Mega Fileshare Service Riddled With Security Holes

Security experts have found a host of security vulnerabilities in Kim Dotcom’s new online storage venture Mega, but many suspect his claims of  tough data protection were only a smokescreen to distract attention by law enforcement agencies.

Mega, a follow-up to Dotcom’s Megaupload service shut down by law enforcement, launched on Sunday. Its founder boasted it was “the privacy company”, offering 50GB of free online storage to every user and blanket encryption across the site.

Yet many potential security vulnerabilities have been highlighted by the community, including flawed encryption key handling, a cross-site scripting hole and problematic claims surrounding deduplication.

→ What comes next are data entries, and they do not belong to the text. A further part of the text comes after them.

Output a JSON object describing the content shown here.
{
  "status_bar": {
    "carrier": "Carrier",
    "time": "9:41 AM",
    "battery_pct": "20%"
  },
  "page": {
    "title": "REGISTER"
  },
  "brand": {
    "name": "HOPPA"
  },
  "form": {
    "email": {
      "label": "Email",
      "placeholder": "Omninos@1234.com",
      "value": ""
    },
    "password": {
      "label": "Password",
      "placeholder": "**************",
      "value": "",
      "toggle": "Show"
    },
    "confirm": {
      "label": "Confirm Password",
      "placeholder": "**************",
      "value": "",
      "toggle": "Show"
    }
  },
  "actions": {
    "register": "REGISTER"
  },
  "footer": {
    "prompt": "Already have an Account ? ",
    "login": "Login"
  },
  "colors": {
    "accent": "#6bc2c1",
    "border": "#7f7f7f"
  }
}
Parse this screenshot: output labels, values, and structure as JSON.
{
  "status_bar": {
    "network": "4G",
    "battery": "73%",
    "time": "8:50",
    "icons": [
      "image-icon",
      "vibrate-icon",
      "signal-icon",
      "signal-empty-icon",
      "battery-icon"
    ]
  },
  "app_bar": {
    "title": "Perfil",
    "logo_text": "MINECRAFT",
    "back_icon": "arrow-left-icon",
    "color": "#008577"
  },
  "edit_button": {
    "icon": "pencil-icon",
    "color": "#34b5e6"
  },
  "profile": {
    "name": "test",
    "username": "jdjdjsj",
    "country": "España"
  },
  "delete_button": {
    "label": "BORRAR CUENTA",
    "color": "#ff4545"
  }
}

The encryption “is less than ideal”, according to Alan Woodward, from the Department of Computing at the University of Surrey. That’s largely because it is all done through Javascript in the browser, which means that anyone who can break the SSL encryption on Mega could get hold of the keys.